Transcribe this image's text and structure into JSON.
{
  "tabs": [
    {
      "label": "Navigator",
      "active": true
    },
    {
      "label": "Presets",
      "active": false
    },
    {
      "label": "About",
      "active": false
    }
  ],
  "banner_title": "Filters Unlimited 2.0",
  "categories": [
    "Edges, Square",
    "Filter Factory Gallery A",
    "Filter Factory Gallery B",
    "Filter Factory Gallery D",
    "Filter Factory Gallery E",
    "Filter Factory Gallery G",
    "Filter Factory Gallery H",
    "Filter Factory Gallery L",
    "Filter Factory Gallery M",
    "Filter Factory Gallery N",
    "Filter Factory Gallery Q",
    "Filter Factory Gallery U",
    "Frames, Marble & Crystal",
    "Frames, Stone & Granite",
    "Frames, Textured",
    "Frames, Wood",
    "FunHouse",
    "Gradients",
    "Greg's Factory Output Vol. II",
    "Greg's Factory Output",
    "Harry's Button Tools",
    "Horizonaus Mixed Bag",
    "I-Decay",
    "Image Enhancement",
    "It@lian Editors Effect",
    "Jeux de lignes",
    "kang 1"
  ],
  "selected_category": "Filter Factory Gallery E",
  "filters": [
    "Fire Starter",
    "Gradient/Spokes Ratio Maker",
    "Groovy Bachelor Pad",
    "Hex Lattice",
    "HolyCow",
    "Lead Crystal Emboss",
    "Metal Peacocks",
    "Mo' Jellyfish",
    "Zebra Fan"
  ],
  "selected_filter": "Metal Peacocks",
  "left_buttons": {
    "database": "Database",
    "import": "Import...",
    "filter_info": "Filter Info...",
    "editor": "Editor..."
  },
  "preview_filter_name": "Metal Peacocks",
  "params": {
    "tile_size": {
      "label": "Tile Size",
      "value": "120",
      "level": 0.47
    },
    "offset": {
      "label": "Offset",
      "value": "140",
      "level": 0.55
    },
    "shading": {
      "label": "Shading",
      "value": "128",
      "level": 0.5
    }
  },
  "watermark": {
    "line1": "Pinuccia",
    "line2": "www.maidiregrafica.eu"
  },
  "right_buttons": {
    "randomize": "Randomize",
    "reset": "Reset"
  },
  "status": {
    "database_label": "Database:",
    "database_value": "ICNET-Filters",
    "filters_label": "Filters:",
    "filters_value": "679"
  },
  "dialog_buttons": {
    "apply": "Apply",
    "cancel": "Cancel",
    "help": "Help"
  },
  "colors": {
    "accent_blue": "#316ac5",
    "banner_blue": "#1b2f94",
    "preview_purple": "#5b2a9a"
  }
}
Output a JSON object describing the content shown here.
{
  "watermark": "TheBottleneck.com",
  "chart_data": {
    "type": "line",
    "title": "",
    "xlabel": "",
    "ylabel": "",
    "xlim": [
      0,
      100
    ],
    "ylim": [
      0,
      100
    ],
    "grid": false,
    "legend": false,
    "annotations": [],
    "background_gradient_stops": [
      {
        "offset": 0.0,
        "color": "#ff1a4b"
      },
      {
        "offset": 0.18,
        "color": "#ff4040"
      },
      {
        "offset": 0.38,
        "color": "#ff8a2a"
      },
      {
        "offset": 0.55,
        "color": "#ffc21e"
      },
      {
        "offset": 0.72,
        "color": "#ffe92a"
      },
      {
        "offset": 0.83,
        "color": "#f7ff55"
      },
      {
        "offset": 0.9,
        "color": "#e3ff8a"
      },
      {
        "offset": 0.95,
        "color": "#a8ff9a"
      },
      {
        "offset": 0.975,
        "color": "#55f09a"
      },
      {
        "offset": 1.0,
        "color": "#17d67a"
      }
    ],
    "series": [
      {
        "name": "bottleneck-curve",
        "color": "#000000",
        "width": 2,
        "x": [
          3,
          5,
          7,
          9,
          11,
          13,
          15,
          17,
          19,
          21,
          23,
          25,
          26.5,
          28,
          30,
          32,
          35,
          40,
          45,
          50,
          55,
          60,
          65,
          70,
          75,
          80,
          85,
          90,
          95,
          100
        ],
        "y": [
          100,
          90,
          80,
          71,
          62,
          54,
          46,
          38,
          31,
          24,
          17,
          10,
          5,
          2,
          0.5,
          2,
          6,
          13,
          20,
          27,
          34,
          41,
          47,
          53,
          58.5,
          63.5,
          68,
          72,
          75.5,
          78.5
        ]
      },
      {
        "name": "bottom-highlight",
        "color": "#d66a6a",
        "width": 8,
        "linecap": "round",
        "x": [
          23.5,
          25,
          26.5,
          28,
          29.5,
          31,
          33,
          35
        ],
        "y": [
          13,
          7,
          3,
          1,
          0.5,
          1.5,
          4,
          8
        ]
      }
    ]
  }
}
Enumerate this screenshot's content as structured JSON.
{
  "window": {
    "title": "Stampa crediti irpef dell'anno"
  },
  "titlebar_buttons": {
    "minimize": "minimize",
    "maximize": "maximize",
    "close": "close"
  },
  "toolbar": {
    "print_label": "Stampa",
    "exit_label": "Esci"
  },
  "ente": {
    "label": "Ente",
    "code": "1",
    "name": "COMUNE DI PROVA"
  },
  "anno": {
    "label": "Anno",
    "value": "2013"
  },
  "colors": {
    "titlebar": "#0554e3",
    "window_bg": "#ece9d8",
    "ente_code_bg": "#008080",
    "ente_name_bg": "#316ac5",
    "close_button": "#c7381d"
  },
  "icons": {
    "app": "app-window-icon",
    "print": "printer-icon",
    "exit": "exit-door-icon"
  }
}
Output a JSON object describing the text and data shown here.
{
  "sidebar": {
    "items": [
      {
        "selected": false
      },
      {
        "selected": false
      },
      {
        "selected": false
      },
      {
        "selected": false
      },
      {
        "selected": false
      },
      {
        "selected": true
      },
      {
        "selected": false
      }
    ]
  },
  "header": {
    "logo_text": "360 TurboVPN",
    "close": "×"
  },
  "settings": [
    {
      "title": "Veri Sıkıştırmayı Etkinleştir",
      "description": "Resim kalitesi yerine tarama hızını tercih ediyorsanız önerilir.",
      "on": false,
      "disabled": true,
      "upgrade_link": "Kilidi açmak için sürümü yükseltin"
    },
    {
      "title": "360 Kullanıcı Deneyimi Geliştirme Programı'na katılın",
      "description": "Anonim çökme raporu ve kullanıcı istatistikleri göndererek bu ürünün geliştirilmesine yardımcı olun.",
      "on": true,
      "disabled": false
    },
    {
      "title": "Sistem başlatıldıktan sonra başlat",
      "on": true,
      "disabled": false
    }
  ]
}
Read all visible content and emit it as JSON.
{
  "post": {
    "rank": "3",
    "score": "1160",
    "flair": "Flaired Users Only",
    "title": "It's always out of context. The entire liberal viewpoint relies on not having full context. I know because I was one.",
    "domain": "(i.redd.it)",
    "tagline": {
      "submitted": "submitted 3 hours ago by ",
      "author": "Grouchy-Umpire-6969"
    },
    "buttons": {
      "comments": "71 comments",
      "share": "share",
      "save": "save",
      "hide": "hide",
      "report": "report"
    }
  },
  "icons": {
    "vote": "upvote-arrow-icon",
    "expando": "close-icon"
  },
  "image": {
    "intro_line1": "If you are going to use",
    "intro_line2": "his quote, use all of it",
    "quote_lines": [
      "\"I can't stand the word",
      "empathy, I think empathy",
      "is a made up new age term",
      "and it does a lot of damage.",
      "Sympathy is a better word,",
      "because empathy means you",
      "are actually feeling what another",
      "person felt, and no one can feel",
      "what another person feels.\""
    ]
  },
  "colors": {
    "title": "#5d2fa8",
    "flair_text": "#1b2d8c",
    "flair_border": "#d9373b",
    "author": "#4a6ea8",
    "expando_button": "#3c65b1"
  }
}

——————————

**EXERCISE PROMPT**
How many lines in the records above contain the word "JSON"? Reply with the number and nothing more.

**OUTPUT BELOW**
5